YOUR TASK:
Without including any picture, write out the entries exactly as they stand.
=== Begin Enclosure ===
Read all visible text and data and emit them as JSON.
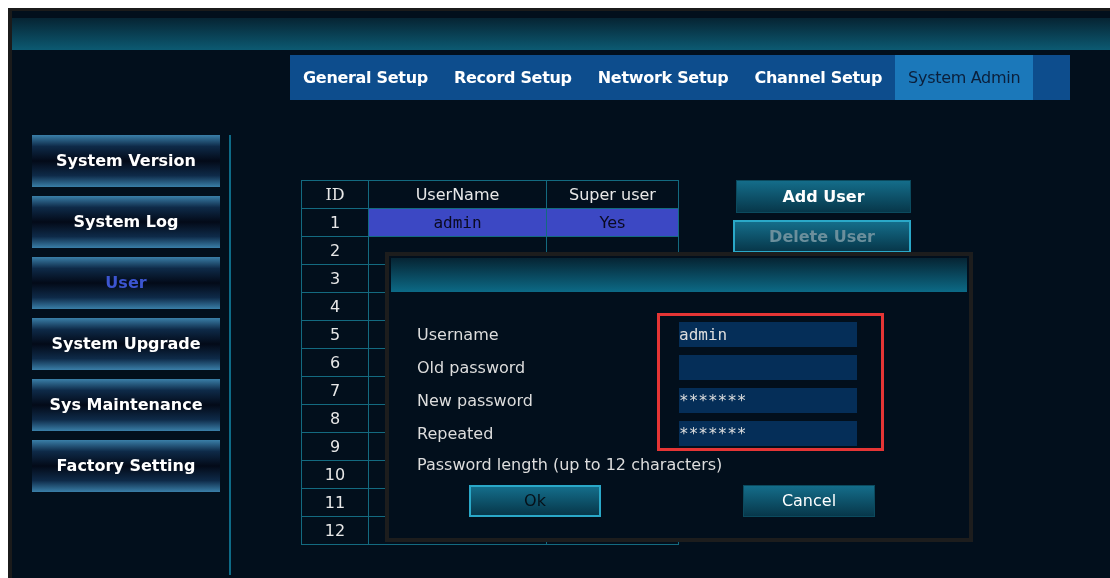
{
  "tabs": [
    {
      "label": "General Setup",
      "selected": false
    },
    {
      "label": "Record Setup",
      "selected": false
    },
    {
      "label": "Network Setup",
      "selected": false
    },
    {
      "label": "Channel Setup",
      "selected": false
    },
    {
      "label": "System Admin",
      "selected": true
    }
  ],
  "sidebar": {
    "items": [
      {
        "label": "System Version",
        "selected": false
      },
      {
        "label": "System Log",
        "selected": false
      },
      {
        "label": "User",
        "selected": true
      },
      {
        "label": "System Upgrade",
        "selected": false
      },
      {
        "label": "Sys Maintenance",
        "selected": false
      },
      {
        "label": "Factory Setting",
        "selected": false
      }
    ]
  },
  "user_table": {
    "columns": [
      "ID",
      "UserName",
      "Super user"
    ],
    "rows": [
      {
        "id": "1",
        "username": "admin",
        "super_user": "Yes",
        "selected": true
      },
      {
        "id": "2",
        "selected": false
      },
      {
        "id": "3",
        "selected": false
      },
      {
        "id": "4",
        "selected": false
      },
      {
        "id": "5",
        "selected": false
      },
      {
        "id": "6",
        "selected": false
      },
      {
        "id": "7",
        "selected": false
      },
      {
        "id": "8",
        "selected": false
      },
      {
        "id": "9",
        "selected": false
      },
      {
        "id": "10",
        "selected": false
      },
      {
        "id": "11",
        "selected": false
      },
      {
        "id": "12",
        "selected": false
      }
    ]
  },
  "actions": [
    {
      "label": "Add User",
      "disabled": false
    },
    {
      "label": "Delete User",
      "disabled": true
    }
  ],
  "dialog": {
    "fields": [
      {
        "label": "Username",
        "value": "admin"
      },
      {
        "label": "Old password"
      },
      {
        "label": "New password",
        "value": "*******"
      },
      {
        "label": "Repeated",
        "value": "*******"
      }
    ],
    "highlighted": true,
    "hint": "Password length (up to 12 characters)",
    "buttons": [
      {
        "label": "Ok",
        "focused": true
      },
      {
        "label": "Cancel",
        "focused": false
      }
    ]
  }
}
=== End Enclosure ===
SOLUTION FOR THIS EXERCISE:
Read all visible text and data and emit them as JSON.
{
  "tabs": [
    {
      "label": "General Setup",
      "selected": false
    },
    {
      "label": "Record Setup",
      "selected": false
    },
    {
      "label": "Network Setup",
      "selected": false
    },
    {
      "label": "Channel Setup",
      "selected": false
    },
    {
      "label": "System Admin",
      "selected": true
    }
  ],
  "sidebar": {
    "items": [
      {
        "label": "System Version",
        "selected": false
      },
      {
        "label": "System Log",
        "selected": false
      },
      {
        "label": "User",
        "selected": true
      },
      {
        "label": "System Upgrade",
        "selected": false
      },
      {
        "label": "Sys Maintenance",
        "selected": false
      },
      {
        "label": "Factory Setting",
        "selected": false
      }
    ]
  },
  "user_table": {
    "columns": [
      "ID",
      "UserName",
      "Super user"
    ],
    "rows": [
      {
        "id": "1",
        "username": "admin",
        "super_user": "Yes",
        "selected": true
      },
      {
        "id": "2",
        "selected": false
      },
      {
        "id": "3",
        "selected": false
      },
      {
        "id": "4",
        "selected": false
      },
      {
        "id": "5",
        "selected": false
      },
      {
        "id": "6",
        "selected": false
      },
      {
        "id": "7",
        "selected": false
      },
      {
        "id": "8",
        "selected": false
      },
      {
        "id": "9",
        "selected": false
      },
      {
        "id": "10",
        "selected": false
      },
      {
        "id": "11",
        "selected": false
      },
      {
        "id": "12",
        "selected": false
      }
    ]
  },
  "actions": [
    {
      "label": "Add User",
      "disabled": false
    },
    {
      "label": "Delete User",
      "disabled": true
    }
  ],
  "dialog": {
    "fields": [
      {
        "label": "Username",
        "value": "admin"
      },
      {
        "label": "Old password"
      },
      {
        "label": "New password",
        "value": "*******"
      },
      {
        "label": "Repeated",
        "value": "*******"
      }
    ],
    "highlighted": true,
    "hint": "Password length (up to 12 characters)",
    "buttons": [
      {
        "label": "Ok",
        "focused": true
      },
      {
        "label": "Cancel",
        "focused": false
      }
    ]
  }
}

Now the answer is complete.